Letter from the Clerk of the Council to Clerk to the Governors
“…I am pleased to inform you that they (Council) have decided to make a grant of £200…..”

January 16th 1969
Letter from the Surveyor to the Building Research Station
“The local Grammar School have a private covered swimming pool and seek to form some ‘boy proof’ partitions for use in the changing section. Is there any particular form of construction you recommend for this? …….”
Reply January 24th 1969 “… I regret to say we can think of no lightweight panels which could be guaranteed as being ‘boy-proof’. Lightweight panels in most common use …. is unlikely to withstand a determined onslaught from pen-knives and other sharp instruments.

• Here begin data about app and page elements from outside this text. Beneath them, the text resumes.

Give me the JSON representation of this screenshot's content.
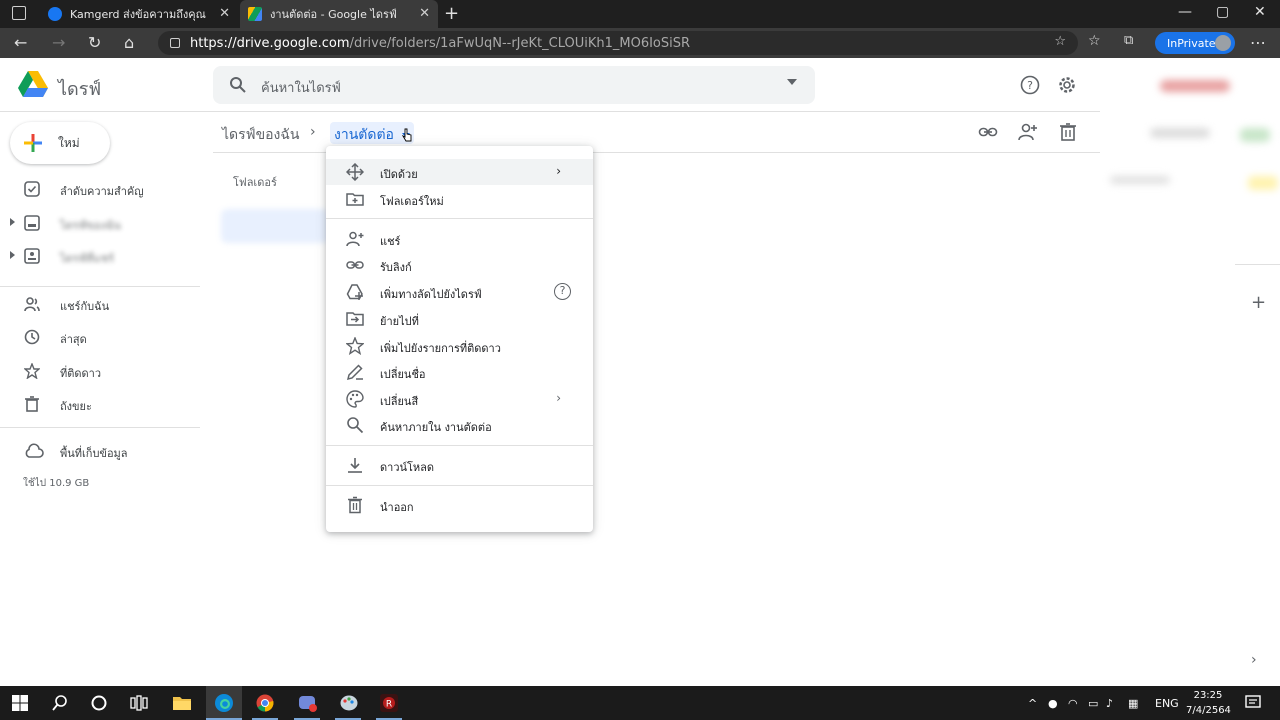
{
  "browser": {
    "tabs": [
      {
        "title": "Kamgerd ส่งข้อความถึงคุณ",
        "favicon": "facebook-icon"
      },
      {
        "title": "งานตัดต่อ - Google ไดรฟ์",
        "favicon": "google-drive-icon"
      }
    ],
    "url_host": "https://drive.google.com",
    "url_path": "/drive/folders/1aFwUqN--rJeKt_CLOUiKh1_MO6IoSiSR",
    "inprivate_label": "InPrivate"
  },
  "drive": {
    "product_name": "ไดรฟ์",
    "search_placeholder": "ค้นหาในไดรฟ์",
    "new_button_label": "ใหม่",
    "sidebar": {
      "items": [
        {
          "label": "ลำดับความสำคัญ",
          "icon": "priority-icon"
        },
        {
          "label": "ไดรฟ์ของฉัน",
          "icon": "my-drive-icon"
        },
        {
          "label": "ไดรฟ์ที่แชร์",
          "icon": "shared-drives-icon"
        },
        {
          "label": "แชร์กับฉัน",
          "icon": "shared-with-me-icon"
        },
        {
          "label": "ล่าสุด",
          "icon": "clock-icon"
        },
        {
          "label": "ที่ติดดาว",
          "icon": "star-icon"
        },
        {
          "label": "ถังขยะ",
          "icon": "trash-icon"
        },
        {
          "label": "พื้นที่เก็บข้อมูล",
          "icon": "cloud-icon"
        }
      ],
      "storage_used": "ใช้ไป 10.9 GB"
    },
    "breadcrumb": {
      "root": "ไดรฟ์ของฉัน",
      "separator": "›",
      "current": "งานตัดต่อ"
    },
    "folders_label": "โฟลเดอร์",
    "context_menu": {
      "items": [
        {
          "label": "เปิดด้วย",
          "icon": "open-with-icon",
          "submenu": true
        },
        {
          "label": "โฟลเดอร์ใหม่",
          "icon": "new-folder-icon"
        },
        {
          "label": "แชร์",
          "icon": "share-icon"
        },
        {
          "label": "รับลิงก์",
          "icon": "link-icon"
        },
        {
          "label": "เพิ่มทางลัดไปยังไดรฟ์",
          "icon": "add-shortcut-icon",
          "help": "?"
        },
        {
          "label": "ย้ายไปที่",
          "icon": "move-to-icon"
        },
        {
          "label": "เพิ่มไปยังรายการที่ติดดาว",
          "icon": "star-icon"
        },
        {
          "label": "เปลี่ยนชื่อ",
          "icon": "rename-icon"
        },
        {
          "label": "เปลี่ยนสี",
          "icon": "palette-icon",
          "submenu": true
        },
        {
          "label": "ค้นหาภายใน งานตัดต่อ",
          "icon": "search-icon"
        },
        {
          "label": "ดาวน์โหลด",
          "icon": "download-icon"
        },
        {
          "label": "นำออก",
          "icon": "trash-icon"
        }
      ]
    }
  },
  "taskbar": {
    "language": "ENG",
    "time": "23:25",
    "date": "7/4/2564"
  },
  "colors": {
    "accent": "#1a73e8",
    "breadcrumb_active_bg": "#e8f0fe",
    "menu_highlight": "#f1f3f4"
  }
}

All that we can suggest therefore is the use of precast concrete panels ….. clad with glazed ceramic tiles…..”

June 2nd 1969
Letter – Grammar School to RDC
“…. The swimming bath used by all secondary school pupils is virtually complete …. It is anticipated that approximately £300 must be raised before we can settle the accounts.
The Grammar School pupils will contribute to the Swimming Pool Fund by taking part in a ‘Sponsored Swim’……”